UNT donors take advantage of new tax law to increase scholarships

Jaime Blanton

The bill that resolved “fiscal cliff” negotiations between Congress and the White House included a number of favorable provisions for charitable giving.

The American Taxpayer Relief Act of 2012, passed by Congress in January, extends the popular IRA charitable rollover through 2013. First introduced in 2006, the on-again, off-again rule allows individuals over age 70 ½ to transfer up to $100,000 per year from an IRA account to an approved charitable organization, like the UNT Foundation, without having to recognize the transfer as taxable income.

So far four university donors have taken advantage of this latest extension of the charitable IRA rollover, resulting in more than $150,000 in gifts to the university.

For some time, Horace and Euline (’74) Brock had been planning to increase the amount of two of their endowed scholarships to bring them up to the $100,000 level. Endowed scholarships provide awards based on the annual interest earned from the fund’s principal. By increasing the principal amount, the payoff from each of the Brocks’ merit-based scholarships will be $4,000 a year to help students cover their educational expenses.

“When we received the notice from the university, we said now’s the time, especially since we could make the transfer in January and still have it count as a 2012 gift,” said Euline Brock.

Because the new tax law took effect in a new calendar year, Congress allowed for a short window of opportunity for donors to retroactively have their transfers apply to their 2012 taxes.

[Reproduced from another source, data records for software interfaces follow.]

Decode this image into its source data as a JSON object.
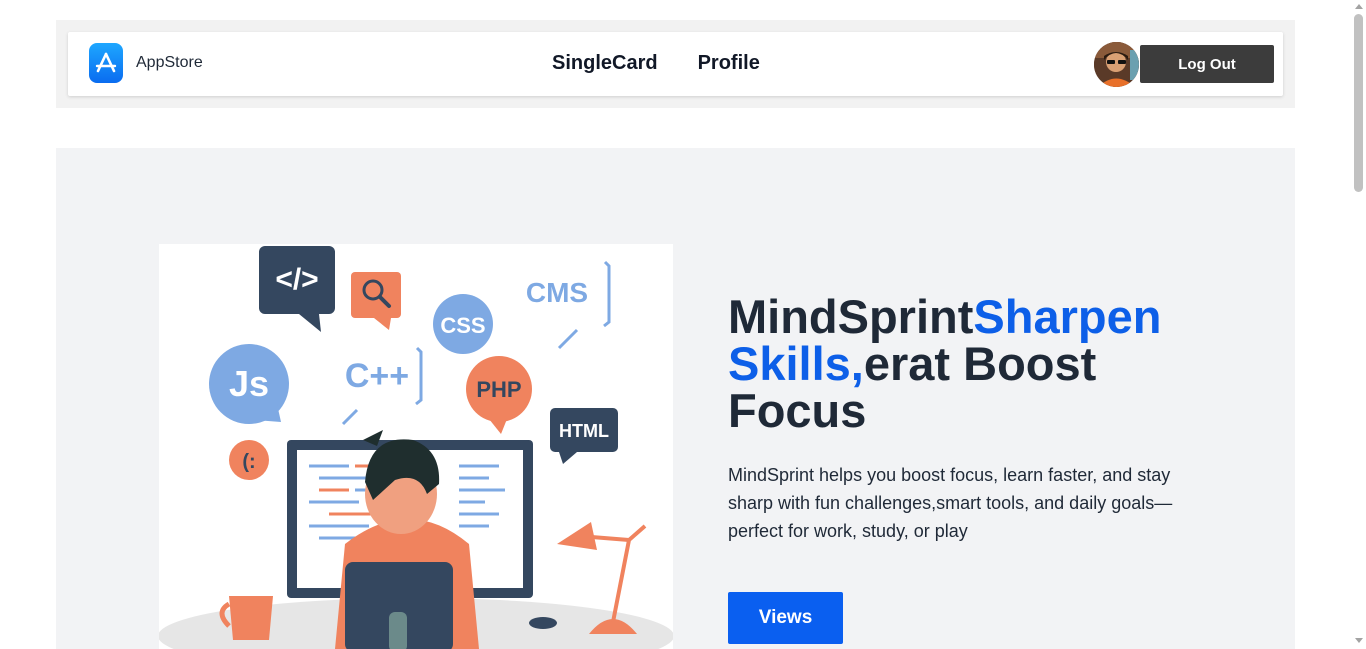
{
  "navbar": {
    "brand_name": "AppStore",
    "links": [
      "SingleCard",
      "Profile"
    ],
    "logout_label": "Log Out",
    "brand_icon": "app-store-icon",
    "avatar_icon": "user-avatar"
  },
  "hero": {
    "title_part1": "MindSprint",
    "title_accent": "Sharpen Skills,",
    "title_part2": "erat Boost Focus",
    "description": "MindSprint helps you boost focus, learn faster, and stay sharp with fun challenges,smart tools, and daily goals—perfect for work, study, or play",
    "button_label": "Views",
    "illustration": {
      "badges": [
        "</>",
        "CSS",
        "CMS",
        "Js",
        "C++",
        "PHP",
        "HTML",
        "(:"
      ]
    }
  },
  "colors": {
    "accent": "#0d5fe8",
    "button_primary": "#0a5ff0",
    "logout_button": "#3c3c3c",
    "hero_bg": "#f2f3f5",
    "header_bg": "#f2f2f2"
  }
}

In addition to their merit scholarships, the Brocks support many other areas of campus life, including scholarships in the College of Music.

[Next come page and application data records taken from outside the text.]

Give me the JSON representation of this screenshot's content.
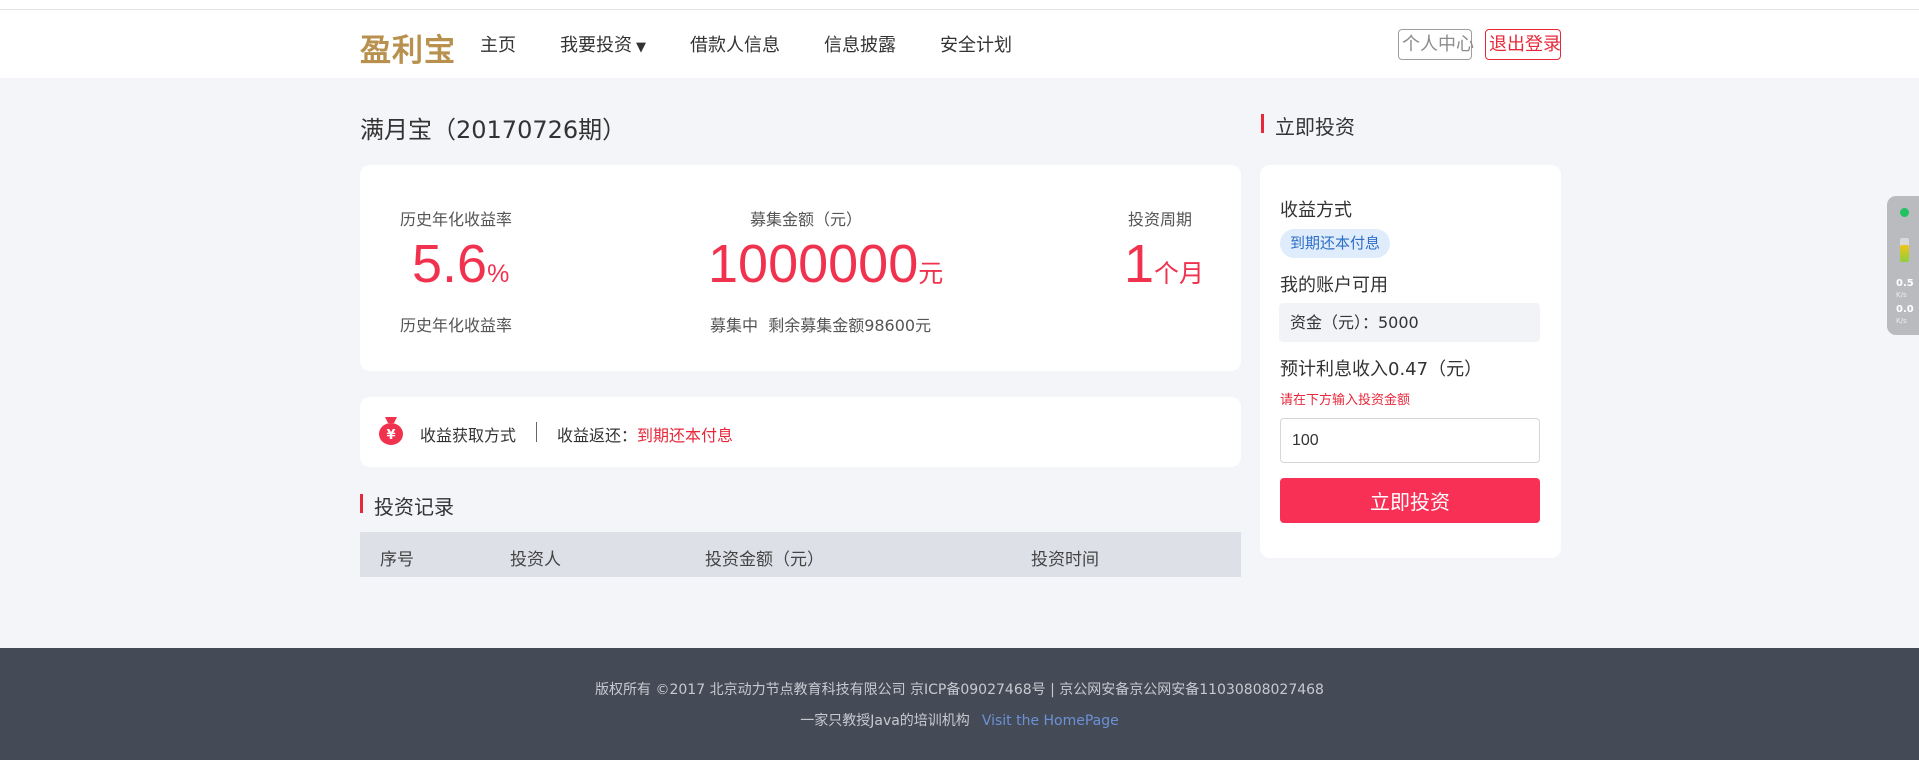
{
  "header": {
    "logo": "盈利宝",
    "nav": [
      {
        "label": "主页"
      },
      {
        "label": "我要投资",
        "has_dropdown": true,
        "caret": "▼"
      },
      {
        "label": "借款人信息"
      },
      {
        "label": "信息披露"
      },
      {
        "label": "安全计划"
      }
    ],
    "user_center": "个人中心",
    "logout": "退出登录"
  },
  "product": {
    "title": "满月宝（20170726期）",
    "rate": {
      "label_top": "历史年化收益率",
      "value": "5.6",
      "unit": "%",
      "label_bottom": "历史年化收益率"
    },
    "raise": {
      "label_top": "募集金额（元）",
      "value": "1000000",
      "unit": "元",
      "status": "募集中",
      "remaining_text": "剩余募集金额98600元"
    },
    "period": {
      "label_top": "投资周期",
      "value": "1",
      "unit": "个月"
    }
  },
  "income_info": {
    "icon": "money-bag-icon",
    "label": "收益获取方式",
    "return_label": "收益返还：",
    "return_value": "到期还本付息"
  },
  "records": {
    "title": "投资记录",
    "columns": [
      "序号",
      "投资人",
      "投资金额（元）",
      "投资时间"
    ],
    "rows": []
  },
  "sidebar": {
    "title": "立即投资",
    "income_method_label": "收益方式",
    "income_method_value": "到期还本付息",
    "account_label": "我的账户可用",
    "funds_text": "资金（元）：5000",
    "expected_interest": "预计利息收入0.47（元）",
    "hint": "请在下方输入投资金额",
    "input_value": "100",
    "button_label": "立即投资"
  },
  "footer": {
    "line1": "版权所有 ©2017 北京动力节点教育科技有限公司 京ICP备09027468号 | 京公网安备京公网安备11030808027468",
    "line2": "一家只教授Java的培训机构",
    "link": "Visit the HomePage"
  },
  "speed_widget": {
    "upload": "0.5",
    "download": "0.0",
    "unit": "K/s",
    "level": 0.7
  },
  "colors": {
    "accent_red": "#f0324e",
    "button_red": "#f93055",
    "logo_gold": "#b8914f",
    "footer_bg": "#454b56",
    "link_blue": "#6c91d6"
  }
}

Another longtime UNT supporter who took advantage of the IRA charitable rollover is Nicholas Ricco (’61). He transferred funds from two IRAs to the UNT Foundation Inc. to increase the principal on a music scholarship established by his family foundation. He also doubled the amount of an ethics scholarship, the Nicholas D. and Anna Ricco Ethics Scholarship Fund, bringing it up to $100,000. Ricco said the transfer from his IRA administrators to the UNT Foundation went smoothly.

“The greatest aspect of this type of gift is that, since I avoid tax on the distribution, I can give 30 percent more to UNT,” said Ricco.

Rob Buchheit, UNT executive director of planned giving, said transfer of funds must be done directly from an IRA as an outright gift in order to qualify under the IRS rules.

“The transfer generates neither taxable income nor tax deductions, so you will receive the benefit even if you do not itemize your tax deductions,” said Buchheit.

The UNT gift planning office can answer questions about the IRA charitable rollover and provide easy-to-use tools such as sample letters to IRA administrators. Contact Roy Grisham at Roy.Grisham@unt.edu or 940.565.3686.